As a coda to the post last week on this psalm, a week ahead of schedule, we note that the psalm arrives at the beginning of Refugee Week in Australia. Each year a theme is chosen, this year’s being Unity.
Psalm 9 is not obviously a call for attention to the painful plight of asylum seekers and refugees. In general, the psalm is thankful for past successes.
However, it continually reminds the reader throughout of the need to follow divine standards of equity, by paying heed to the poor, the afflicted and oppressed.
Putting on our selective lenses tuned to the refugee wavelength, sure enough we can read phrases as entirely relevant. The psalmist avers that God:
- judges people with equity (8)
- is a stronghold for the oppressed (9)
- does not forget the cry of the afflicted (12)
Then towards the end we read:
18 For the needy shall not always be forgotten, nor the hope of the poor perish for ever.
Similar references continue in Psalm 10 which, as pointed out in the previous post, together with Psalm 9 was originally part of the same song.
This could easily be an example of reverse engineering, reading into the text our own predilections. The poor and oppressed are widespread across the communities of the world, whether displaced persons or not. Yet the Psalter as a whole, rooted in the experience of an oppressed people violently displaced from Egypt as an undesirable foreign minority, is alive with the undercurrent of justice and equity for all, particularly the outcast.
More specific references to the refugee appear in several other psalms.

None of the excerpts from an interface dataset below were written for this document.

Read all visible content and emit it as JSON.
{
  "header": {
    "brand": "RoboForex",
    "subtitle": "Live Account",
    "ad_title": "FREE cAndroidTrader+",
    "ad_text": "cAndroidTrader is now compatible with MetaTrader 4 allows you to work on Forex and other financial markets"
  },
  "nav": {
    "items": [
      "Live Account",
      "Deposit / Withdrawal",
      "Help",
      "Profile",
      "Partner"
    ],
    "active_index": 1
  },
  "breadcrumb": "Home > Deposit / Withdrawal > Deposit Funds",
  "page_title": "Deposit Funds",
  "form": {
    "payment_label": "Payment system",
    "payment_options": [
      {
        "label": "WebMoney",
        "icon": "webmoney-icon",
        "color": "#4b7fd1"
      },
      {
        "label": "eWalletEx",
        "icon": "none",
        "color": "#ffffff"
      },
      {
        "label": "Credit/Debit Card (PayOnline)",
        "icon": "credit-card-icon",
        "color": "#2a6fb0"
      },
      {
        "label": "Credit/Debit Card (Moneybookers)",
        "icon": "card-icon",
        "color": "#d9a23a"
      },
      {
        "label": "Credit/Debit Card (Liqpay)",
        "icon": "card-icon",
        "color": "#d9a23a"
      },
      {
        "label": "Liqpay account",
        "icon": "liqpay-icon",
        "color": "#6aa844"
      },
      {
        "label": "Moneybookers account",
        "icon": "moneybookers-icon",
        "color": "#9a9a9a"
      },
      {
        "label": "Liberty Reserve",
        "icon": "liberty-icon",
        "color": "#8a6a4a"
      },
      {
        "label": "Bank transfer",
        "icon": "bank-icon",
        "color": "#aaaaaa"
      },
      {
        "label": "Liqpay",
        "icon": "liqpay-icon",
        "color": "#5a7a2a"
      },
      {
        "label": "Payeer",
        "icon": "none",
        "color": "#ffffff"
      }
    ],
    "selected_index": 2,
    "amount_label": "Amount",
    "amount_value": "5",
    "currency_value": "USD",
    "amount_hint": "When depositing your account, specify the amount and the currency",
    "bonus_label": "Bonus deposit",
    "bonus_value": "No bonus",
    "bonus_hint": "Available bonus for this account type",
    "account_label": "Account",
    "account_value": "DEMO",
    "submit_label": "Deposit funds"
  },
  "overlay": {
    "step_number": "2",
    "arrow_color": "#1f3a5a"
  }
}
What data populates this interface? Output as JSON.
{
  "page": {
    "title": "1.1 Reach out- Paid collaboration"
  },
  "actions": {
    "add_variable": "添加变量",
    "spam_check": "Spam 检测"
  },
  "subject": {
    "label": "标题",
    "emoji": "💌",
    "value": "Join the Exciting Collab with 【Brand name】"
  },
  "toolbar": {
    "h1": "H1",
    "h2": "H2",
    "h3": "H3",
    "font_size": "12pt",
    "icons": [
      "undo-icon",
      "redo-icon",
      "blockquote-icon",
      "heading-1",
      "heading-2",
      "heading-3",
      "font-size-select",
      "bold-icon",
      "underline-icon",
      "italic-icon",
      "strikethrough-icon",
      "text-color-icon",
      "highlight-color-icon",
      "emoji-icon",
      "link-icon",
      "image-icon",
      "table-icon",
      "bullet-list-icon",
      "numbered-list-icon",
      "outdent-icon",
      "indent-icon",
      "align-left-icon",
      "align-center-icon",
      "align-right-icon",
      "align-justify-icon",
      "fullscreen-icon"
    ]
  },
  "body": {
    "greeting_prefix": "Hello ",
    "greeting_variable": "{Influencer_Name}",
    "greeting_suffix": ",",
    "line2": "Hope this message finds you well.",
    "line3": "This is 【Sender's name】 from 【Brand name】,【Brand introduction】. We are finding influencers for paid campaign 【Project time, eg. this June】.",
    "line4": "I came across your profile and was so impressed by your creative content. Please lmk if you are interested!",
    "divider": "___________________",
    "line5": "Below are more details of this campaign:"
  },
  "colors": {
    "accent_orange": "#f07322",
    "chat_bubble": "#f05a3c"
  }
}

Remember for example Psalm 107 which we sang in March this year (read more>). This first song in the final Book V of the psalms recalls the gathering in from all points of the compass of a fragmented and wandering people, hungry and thirsty’.
… gathered in from the lands, from the east and from the west, from the north and from the south. Some wandered in desert wastes, finding no way to an inhabited town (3, 4)
A few pages earlier, Psalm 105 builds its story on the experiences of both Jacob and Joseph as aliens and refugees in ‘the land of Ham’, in Egypt.
While this is a model for empathy towards the alien, we can’t take it too far. First, though treated as slaves, the Israelites were not likely to integrate. Their exceptionalism is part of the myth. The narrative plot required that they would escape to try somewhere else.
Second, unity requires unusual broad mindedness on the part of both immigrant and host nation. Given humanity’s genetic wiring for tribalism and protectionism, one might almost say ‘super-human’ broad mindedness.
Third, wrangles over legal refugee status are a relatively recent construct — if post-Westphalian sovereignty spawned in 1648 is to be considered recent. Since then, the nation state, its boundaries and citizenship have become ever more formalised. The psalms imagine that the oppressed of any category and source, whether financial, geographic, tribal, national, racial or religious, might gain safety under the ‘steadfast love’ of the divine hand; and hopefully, as sought in the Refugee Council’s theme for 2021, unity in their adoptive land. With this in mind, the final prayer of Psalm 9:19, 20 sounds more like a call to nations, including Australia, to take a humane approach:
19 Rise up, O God! Do not let mortals prevail; let the nations be judged before you. 20 Put them in fear, O God; let the nations know that they are only human.
All this is probably straying beyond the bounds of the aims of this blog, and perhaps of the psalmist. The main purpose is to introduce appropriate music. So to repeat the previous entry on Psalm 9, at Woden Valley on 20 June we turn to an immigrant tune from overseas, in this case an enticing Paraguayan traditional tune Ore mboriajú (On the poor) in Psalms for All Seasons 9A.
The song seems to have been brought to the ecumenical community by the prolific Pablo Sosa who died last year. Arranged by John Bell, the song is typically easy to sing and swings along. It is certainly appropriate to the theme of refugees, who are included in the poor of the world.
A light backing from a stringed instrument, in our case a mandolin, will help us to roll around the somewhat predictable but enjoyable ‘circle of fifths’ chords: I-IV-V-I-VI-ii-V7-I. Good for a group sing. Percussion anyone?
We will sing the verses, suitably paraphrased to fit, to the same tune.